§ **Task requirements**
Below are some records. Copy every line in them that holds "JSON".

** Opening Records provided block **

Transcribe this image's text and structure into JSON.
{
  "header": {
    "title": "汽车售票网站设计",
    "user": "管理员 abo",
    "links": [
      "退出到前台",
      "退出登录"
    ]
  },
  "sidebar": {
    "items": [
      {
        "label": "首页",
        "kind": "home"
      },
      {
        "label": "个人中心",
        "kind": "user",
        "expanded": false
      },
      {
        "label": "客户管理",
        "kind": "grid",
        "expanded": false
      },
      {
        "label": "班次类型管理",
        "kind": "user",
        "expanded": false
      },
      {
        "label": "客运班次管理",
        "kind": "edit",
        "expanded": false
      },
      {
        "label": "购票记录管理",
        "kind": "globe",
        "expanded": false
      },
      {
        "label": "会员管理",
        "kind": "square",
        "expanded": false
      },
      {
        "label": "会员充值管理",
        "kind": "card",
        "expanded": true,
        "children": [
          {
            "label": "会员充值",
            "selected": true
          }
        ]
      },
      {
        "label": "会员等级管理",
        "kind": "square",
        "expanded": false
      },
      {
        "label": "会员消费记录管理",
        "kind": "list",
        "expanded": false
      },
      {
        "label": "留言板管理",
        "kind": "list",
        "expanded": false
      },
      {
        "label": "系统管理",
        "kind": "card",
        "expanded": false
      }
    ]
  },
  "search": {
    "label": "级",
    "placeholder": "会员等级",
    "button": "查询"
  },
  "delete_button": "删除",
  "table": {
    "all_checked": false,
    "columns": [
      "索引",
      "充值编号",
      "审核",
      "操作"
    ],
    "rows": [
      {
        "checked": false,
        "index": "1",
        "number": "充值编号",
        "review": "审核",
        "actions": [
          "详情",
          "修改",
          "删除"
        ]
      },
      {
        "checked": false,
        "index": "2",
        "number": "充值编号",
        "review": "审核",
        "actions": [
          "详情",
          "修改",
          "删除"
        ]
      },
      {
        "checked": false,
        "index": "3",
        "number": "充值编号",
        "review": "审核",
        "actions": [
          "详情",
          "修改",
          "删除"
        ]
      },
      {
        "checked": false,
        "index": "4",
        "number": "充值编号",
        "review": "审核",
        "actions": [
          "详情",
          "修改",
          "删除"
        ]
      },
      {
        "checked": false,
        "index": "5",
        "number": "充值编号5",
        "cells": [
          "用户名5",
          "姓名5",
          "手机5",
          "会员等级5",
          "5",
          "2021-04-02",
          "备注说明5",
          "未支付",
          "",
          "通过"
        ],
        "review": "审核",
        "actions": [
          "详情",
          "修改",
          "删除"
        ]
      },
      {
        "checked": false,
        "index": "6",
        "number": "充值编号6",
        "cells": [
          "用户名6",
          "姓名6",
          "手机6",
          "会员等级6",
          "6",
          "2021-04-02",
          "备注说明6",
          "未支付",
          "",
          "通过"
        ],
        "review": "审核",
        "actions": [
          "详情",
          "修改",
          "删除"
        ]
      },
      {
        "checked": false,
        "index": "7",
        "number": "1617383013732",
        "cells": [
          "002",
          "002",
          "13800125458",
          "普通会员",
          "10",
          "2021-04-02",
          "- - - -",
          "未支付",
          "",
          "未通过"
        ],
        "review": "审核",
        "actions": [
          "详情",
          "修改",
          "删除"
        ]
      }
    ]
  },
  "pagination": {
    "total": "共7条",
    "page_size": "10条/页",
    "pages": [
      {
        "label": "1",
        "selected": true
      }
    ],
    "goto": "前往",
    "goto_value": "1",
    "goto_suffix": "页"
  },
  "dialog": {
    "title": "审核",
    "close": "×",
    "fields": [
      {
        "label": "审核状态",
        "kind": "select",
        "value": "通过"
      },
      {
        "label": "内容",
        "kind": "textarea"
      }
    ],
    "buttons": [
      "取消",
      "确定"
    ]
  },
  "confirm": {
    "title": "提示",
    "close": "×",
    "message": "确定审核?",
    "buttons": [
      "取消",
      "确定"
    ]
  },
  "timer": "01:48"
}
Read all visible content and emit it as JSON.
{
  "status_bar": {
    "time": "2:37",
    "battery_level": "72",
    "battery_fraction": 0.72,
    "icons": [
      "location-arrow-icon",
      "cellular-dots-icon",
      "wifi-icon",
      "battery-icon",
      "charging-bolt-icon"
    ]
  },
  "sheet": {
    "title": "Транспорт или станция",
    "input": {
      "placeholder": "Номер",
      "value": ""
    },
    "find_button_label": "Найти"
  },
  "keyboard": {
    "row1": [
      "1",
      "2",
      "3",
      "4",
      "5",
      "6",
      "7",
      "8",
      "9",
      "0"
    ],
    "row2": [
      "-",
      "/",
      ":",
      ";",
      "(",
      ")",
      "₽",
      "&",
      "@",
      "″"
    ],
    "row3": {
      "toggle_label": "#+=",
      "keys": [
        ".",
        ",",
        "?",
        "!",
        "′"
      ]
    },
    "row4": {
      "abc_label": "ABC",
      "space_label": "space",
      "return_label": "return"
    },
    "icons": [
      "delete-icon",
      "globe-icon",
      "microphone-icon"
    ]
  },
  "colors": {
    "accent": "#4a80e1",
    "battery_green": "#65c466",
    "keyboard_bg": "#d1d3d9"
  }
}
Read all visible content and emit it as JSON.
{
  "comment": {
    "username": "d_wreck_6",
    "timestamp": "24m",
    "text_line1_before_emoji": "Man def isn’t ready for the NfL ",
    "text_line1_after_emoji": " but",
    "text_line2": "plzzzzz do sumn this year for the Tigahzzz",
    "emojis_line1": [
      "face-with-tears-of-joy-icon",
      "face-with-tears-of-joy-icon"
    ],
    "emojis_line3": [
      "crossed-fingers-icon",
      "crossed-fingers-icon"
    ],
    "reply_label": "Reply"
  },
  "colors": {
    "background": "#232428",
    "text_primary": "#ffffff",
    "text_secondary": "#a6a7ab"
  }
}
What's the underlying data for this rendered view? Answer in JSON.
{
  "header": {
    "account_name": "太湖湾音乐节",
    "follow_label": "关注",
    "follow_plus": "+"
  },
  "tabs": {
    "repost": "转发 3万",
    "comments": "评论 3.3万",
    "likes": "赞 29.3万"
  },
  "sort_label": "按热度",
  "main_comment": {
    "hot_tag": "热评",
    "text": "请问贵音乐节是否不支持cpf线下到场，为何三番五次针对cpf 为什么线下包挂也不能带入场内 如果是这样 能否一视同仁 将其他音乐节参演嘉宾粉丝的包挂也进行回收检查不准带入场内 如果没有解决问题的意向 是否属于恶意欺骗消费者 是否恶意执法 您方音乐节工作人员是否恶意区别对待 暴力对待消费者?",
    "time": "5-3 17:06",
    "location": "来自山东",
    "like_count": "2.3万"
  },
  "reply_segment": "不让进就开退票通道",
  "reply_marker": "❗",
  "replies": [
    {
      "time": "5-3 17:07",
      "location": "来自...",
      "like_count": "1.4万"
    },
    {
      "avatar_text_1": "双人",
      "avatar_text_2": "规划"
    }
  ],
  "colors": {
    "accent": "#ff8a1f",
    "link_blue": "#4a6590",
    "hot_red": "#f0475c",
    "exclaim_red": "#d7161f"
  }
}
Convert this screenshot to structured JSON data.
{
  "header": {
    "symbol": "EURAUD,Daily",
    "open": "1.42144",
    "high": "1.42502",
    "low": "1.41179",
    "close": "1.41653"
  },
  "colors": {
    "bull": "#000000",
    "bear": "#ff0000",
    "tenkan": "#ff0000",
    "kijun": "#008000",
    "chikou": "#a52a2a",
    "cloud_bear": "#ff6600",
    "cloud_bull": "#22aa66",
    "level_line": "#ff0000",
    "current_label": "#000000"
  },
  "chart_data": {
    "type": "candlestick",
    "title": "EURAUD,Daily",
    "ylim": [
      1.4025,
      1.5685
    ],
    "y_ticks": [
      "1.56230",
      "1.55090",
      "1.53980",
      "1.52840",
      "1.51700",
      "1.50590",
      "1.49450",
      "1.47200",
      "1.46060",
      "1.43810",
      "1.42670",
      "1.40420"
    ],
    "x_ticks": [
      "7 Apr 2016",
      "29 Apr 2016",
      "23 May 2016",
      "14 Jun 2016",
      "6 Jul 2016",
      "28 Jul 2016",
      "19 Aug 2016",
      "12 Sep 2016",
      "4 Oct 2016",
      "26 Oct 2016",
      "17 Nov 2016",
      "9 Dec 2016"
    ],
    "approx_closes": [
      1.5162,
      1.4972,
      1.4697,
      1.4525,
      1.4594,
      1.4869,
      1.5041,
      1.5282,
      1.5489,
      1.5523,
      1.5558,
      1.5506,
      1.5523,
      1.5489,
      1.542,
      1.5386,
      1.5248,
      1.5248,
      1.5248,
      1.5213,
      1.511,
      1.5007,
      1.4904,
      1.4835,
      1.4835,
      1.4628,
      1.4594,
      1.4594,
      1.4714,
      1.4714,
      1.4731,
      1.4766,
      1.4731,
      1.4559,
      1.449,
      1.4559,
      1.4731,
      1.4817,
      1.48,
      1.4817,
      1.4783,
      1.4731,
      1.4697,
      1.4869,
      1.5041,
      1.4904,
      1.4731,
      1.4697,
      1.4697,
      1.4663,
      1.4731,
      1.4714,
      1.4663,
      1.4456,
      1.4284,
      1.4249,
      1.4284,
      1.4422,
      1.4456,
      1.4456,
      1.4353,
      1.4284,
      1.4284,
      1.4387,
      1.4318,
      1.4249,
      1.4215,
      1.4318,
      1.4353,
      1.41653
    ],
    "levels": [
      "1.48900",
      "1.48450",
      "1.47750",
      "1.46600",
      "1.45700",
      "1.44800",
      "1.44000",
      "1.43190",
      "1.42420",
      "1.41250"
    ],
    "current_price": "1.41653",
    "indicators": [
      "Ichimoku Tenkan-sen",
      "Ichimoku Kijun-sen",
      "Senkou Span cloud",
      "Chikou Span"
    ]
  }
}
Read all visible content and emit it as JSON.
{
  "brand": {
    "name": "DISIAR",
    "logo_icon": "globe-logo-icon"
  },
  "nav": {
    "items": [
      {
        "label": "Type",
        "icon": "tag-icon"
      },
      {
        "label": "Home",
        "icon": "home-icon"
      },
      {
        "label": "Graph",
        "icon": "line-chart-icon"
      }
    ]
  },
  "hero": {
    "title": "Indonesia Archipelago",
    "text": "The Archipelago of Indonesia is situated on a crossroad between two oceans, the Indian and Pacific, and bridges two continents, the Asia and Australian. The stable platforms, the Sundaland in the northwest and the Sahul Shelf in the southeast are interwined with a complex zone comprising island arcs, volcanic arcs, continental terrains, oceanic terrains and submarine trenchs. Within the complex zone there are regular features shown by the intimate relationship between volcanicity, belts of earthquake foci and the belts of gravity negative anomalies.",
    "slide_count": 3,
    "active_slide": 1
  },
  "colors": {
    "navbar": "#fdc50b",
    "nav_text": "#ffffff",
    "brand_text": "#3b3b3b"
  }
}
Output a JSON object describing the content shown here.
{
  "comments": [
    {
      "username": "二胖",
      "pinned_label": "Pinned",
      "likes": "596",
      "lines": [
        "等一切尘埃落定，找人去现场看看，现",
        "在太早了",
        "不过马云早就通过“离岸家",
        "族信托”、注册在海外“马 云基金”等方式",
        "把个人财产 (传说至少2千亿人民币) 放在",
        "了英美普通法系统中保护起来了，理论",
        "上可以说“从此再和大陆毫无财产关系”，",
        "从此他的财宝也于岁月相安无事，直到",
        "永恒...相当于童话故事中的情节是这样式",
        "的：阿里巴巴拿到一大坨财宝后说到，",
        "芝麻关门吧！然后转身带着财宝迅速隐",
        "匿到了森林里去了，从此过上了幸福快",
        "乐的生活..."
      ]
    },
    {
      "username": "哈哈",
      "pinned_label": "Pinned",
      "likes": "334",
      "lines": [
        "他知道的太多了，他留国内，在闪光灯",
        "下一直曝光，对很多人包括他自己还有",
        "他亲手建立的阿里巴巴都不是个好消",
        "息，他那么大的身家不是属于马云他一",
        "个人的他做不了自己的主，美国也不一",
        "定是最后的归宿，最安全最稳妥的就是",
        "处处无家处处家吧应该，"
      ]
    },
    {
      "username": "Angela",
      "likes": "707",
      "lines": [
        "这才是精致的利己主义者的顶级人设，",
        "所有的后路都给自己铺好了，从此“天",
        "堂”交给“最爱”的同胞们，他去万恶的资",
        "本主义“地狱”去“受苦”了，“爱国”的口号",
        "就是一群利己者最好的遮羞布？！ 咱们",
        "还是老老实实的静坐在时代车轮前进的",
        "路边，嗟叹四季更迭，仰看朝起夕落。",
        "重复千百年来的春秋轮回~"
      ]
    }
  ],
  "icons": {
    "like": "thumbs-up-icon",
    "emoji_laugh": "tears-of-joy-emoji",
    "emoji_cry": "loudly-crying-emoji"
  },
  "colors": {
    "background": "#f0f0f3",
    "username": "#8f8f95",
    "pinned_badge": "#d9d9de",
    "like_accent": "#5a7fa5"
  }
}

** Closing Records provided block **

§ **Exercise output**
Transcribe this image's text and structure into JSON.
Read all visible content and emit it as JSON.
Read all visible content and emit it as JSON.
What's the underlying data for this rendered view? Answer in JSON.
Convert this screenshot to structured JSON data.
Read all visible content and emit it as JSON.
Output a JSON object describing the content shown here.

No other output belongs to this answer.